■ Work instruction: Count up the lines below in which the string "label" appears. The reply should be that number alone.

■ Task input:
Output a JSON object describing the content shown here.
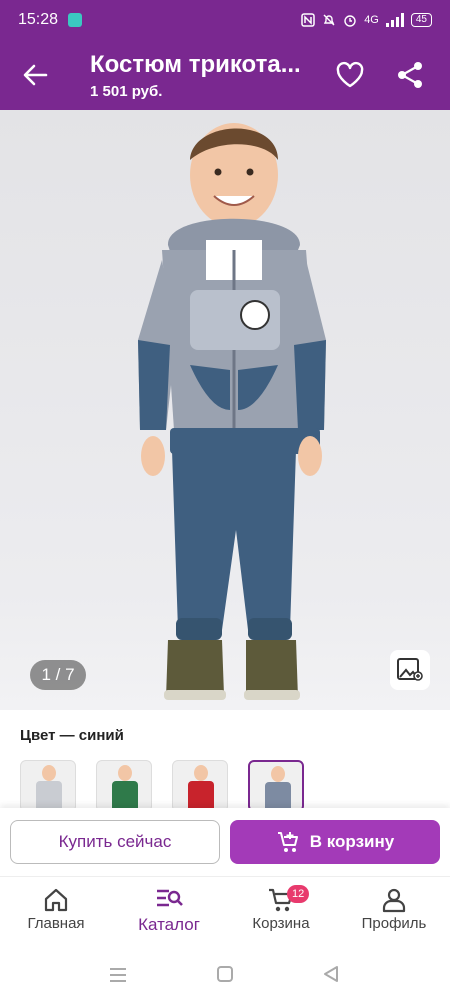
{
  "status": {
    "time": "15:28",
    "network": "4G",
    "battery": "45"
  },
  "header": {
    "title": "Костюм трикота...",
    "price": "1 501 руб."
  },
  "gallery": {
    "counter": "1 / 7"
  },
  "color": {
    "label": "Цвет — синий",
    "swatch_colors": [
      "#c9ccd2",
      "#2f7a4a",
      "#c8232c",
      "#7d8ba2"
    ]
  },
  "actions": {
    "buy_now": "Купить сейчас",
    "add_to_cart": "В корзину"
  },
  "nav": {
    "items": [
      {
        "label": "Главная",
        "icon": "home-icon"
      },
      {
        "label": "Каталог",
        "icon": "catalog-search-icon"
      },
      {
        "label": "Корзина",
        "icon": "cart-icon",
        "badge": "12"
      },
      {
        "label": "Профиль",
        "icon": "profile-icon"
      }
    ]
  },
  "colors": {
    "brand": "#7a2890",
    "accent": "#a33ab8",
    "badge": "#e83a6d"
  }
}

■ Answer to the problem: 5